Monday, May 05, 2008

The Militarist

Despite neoconservatism's close association in the public imagination with the Bush administration, and despite McCain's image as a moderate, a look at the record makes clear that McCain, not Bush, is the real neocon in the Republican Party.
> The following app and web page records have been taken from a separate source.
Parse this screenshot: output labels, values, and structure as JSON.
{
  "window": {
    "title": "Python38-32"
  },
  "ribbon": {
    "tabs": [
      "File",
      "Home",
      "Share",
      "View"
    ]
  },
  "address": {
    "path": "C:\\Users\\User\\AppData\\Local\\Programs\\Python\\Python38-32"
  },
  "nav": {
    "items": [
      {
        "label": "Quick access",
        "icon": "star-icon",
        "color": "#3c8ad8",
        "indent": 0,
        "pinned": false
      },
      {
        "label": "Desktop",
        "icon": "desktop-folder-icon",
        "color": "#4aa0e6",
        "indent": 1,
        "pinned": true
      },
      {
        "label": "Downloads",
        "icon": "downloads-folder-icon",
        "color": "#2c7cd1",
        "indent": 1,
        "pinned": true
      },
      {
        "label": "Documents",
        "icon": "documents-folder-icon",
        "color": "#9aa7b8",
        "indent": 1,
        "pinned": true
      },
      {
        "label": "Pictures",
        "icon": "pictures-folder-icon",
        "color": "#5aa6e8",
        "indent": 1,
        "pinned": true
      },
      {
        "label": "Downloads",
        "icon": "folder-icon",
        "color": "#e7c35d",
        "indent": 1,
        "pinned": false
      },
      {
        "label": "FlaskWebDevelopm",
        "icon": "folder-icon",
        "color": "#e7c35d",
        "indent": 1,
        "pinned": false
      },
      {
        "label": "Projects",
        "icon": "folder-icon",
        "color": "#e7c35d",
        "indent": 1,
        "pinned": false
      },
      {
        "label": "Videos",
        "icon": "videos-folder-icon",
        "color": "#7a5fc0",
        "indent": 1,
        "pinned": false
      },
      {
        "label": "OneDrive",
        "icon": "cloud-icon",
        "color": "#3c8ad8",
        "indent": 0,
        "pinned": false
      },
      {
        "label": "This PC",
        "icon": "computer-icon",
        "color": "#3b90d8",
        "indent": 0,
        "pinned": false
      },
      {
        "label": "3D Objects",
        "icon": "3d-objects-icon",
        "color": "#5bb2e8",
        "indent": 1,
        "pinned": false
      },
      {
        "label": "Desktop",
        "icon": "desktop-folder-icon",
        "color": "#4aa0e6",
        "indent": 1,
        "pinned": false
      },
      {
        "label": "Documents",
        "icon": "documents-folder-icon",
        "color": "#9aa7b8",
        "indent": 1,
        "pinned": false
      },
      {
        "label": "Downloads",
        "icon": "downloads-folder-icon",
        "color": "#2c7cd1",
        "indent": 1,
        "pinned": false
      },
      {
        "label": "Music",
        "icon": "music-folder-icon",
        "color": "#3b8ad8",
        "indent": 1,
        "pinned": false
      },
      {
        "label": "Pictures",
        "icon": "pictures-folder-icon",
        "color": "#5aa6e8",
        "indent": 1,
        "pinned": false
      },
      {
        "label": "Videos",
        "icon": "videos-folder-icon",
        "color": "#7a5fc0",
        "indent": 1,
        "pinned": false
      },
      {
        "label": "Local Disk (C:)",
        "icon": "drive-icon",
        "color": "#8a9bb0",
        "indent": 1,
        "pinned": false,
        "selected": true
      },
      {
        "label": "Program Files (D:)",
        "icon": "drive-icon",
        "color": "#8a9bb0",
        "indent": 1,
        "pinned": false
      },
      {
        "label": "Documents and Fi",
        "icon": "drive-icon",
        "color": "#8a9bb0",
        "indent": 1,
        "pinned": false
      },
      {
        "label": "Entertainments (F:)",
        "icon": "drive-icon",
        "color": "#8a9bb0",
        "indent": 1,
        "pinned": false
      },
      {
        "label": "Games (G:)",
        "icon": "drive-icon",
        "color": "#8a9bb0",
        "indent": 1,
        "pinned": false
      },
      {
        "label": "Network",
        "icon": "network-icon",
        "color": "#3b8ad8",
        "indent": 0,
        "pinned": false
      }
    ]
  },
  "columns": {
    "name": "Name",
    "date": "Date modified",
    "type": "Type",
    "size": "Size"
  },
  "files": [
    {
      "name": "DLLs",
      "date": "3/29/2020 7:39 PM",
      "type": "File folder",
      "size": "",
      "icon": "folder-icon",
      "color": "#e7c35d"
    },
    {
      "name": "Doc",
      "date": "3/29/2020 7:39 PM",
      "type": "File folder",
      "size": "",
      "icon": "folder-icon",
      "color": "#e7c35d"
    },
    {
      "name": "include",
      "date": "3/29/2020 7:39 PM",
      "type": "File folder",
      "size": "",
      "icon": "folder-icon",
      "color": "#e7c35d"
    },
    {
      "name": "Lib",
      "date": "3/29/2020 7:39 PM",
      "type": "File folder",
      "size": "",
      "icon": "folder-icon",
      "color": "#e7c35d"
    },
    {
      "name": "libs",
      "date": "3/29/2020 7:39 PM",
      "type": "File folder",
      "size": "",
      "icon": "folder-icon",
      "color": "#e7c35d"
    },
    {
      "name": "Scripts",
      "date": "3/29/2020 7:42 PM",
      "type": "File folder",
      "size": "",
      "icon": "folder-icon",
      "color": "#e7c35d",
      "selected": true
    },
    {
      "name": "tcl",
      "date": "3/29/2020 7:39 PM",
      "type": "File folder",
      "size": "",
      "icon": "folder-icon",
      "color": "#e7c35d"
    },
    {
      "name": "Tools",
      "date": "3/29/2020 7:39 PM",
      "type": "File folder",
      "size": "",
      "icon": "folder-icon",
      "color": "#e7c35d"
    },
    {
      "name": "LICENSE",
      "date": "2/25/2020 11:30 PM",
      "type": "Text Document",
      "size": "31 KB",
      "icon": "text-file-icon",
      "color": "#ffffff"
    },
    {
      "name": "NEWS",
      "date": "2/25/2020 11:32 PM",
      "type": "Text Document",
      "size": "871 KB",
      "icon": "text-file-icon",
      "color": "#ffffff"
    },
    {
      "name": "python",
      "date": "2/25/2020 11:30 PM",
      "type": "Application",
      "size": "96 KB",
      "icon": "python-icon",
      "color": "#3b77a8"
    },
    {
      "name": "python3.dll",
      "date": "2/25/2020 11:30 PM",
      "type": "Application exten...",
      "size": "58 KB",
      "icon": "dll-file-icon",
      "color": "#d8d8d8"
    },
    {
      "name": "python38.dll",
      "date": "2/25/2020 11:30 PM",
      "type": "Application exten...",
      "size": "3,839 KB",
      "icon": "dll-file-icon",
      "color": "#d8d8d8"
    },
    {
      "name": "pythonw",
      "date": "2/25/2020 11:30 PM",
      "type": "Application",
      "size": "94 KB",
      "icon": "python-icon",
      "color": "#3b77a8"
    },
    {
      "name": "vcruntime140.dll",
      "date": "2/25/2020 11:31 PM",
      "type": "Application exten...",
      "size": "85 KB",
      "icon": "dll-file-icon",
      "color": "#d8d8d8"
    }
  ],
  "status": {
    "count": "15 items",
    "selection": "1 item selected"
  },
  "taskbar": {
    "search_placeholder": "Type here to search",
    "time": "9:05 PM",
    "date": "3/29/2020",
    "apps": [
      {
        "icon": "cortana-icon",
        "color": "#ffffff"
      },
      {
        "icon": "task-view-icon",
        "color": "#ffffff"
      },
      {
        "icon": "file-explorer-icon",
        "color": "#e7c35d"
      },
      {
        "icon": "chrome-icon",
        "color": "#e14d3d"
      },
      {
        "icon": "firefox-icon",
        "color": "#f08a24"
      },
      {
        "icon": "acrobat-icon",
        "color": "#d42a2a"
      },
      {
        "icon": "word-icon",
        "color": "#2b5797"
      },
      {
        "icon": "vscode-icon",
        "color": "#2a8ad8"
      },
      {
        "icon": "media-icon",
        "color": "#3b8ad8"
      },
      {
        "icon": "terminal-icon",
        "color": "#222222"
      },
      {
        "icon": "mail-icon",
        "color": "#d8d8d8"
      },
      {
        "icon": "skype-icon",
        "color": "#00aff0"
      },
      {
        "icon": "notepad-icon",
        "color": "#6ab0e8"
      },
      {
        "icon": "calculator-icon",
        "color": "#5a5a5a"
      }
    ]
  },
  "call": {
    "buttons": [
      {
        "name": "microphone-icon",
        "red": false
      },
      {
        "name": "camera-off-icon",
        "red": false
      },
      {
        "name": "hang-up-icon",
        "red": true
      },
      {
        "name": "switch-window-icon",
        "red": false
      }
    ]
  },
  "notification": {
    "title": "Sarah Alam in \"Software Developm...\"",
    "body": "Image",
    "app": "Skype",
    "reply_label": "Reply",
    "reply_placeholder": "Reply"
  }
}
McCain was the neocons' candidate in 2000, McCain adhered to a truer version of the faith during the early years of hubris that followed September 11, and as president McCain would likely pursue policies that will make what we've seen from Bush look like a pale imitation of the real thing. McCain, after all, is the candidate of perpetual war in Iraq. The candidate who, despite his protestations in a March speech that he "hates war," not only stridently backed the 2003 invasion of Iraq but has spent years calling on the United States to depose every dictator in the world. He's the candidate of ratcheting-up action against North Korea and Iran, of new efforts to undermine the United Nations, and of new cold wars with Russia and China. Rather than hating war, he sees it as integral to the greatness of the nation, and military service as the highest calling imaginable. It is, in short, not Bush but McCain, who among practical politicians holds truest to the vision of a foreign policy dominated by militaristic unilateralism.
American Prospect current issue by way of P6